Your adult cat will also need its booster shots, as follows:
- Rabies – every 3 years
- Feline Distemper – 1 year after the last dose in its first year of life, then every 3 years thereafter
- Feline Herpesvirus – the same as Feline Distemper vaccine
- Calicivirus – the same as Feline Distemper vaccine
- Feline Leukemia Virus – every 2 years for low-risk cats; every year for high-risk cats
- Bordetella – every year
Vet Visits for Senior Cats
Elderly cats are already in their twilight years. They are no longer as active and strong as they used to. The many years of abuse and wear and tear on their bodies can now manifest as health problems. Many senior cats present with chronic kidney diseases, heart disease, arthritis, dental disease, diabetes, hyperthyroidism, and cancer. This is true for cats that seldom visit the vet during their adult years.
These conditions take time to develop. Arthritis, for instance, doesn’t occur overnight. It takes many years of joint disuse before the disease becomes so severe that it impairs mobility. The same is true with other diseases in senior cats. Many of these diseases start when cats are still adults.
Senior cats need to visit the vet at least every 6 months. You may think they no longer need it because they already have medical problems. This is not true. They will still need veterinary care in terms of preventing the complications associated with these diseases. Veterinary visits can also help monitor the progression of these diseases so that more appropriate treatments can be initiated.
Kitties that are older than 10 years old should visit the vet once every 3 months. This is more the case for cats that are already in their 15th year of life. Not only are diseases more common, geriatric cats are also more prone to injuries. This is because of the effects of aging on their body.
Senior cats may not have arthritis, but the reduced functioning of their joints may also impair their movements. They may also not have heart disease, but may seem so because of the reduction in the elastic qualities of blood vessels.
Other Reasons for a Visit to the Vet
Aside from regular checkups and vaccinations, your cat may also visit the vet during times of illness. It is imperative that pet parents equip themselves with the knowledge about the different diseases that can affect cats. They should also try to learn the signs and symptoms of these diseases, so they know when to bring their cat to the vet.
Cats that have cardiomyopathy also need to visit the vet once every 6 months. This is to help monitor the functioning of the heart. The vet may order ECG and other cardiac function tests to help provide an ongoing assessment of the cat’s heart. Dental cleaning can also be a good reason to visit the vet once a year.
The frequency of bringing your cat to the vet depends on your cat’s age and prevailing health status. It can be as frequent as 5 to 7 times in the first year of life or as infrequently as once a year for adults.
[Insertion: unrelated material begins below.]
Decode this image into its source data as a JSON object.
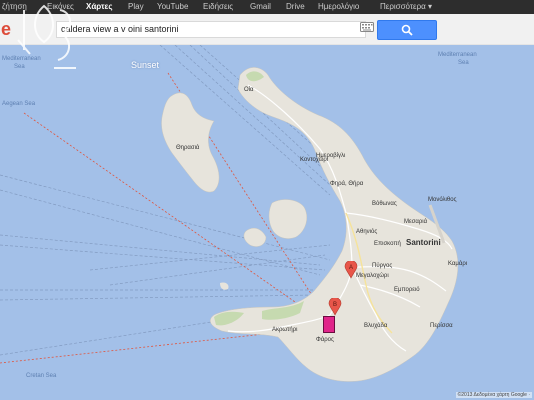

- How Often Should You Take Your Indoor Cat to the Vet? – The Nest Pets
- How Often Should Your Pet See a Veterinarian? – Pets WebMD
- Pet Vaccines: Schedules for Cats and Dogs – Pets WebMD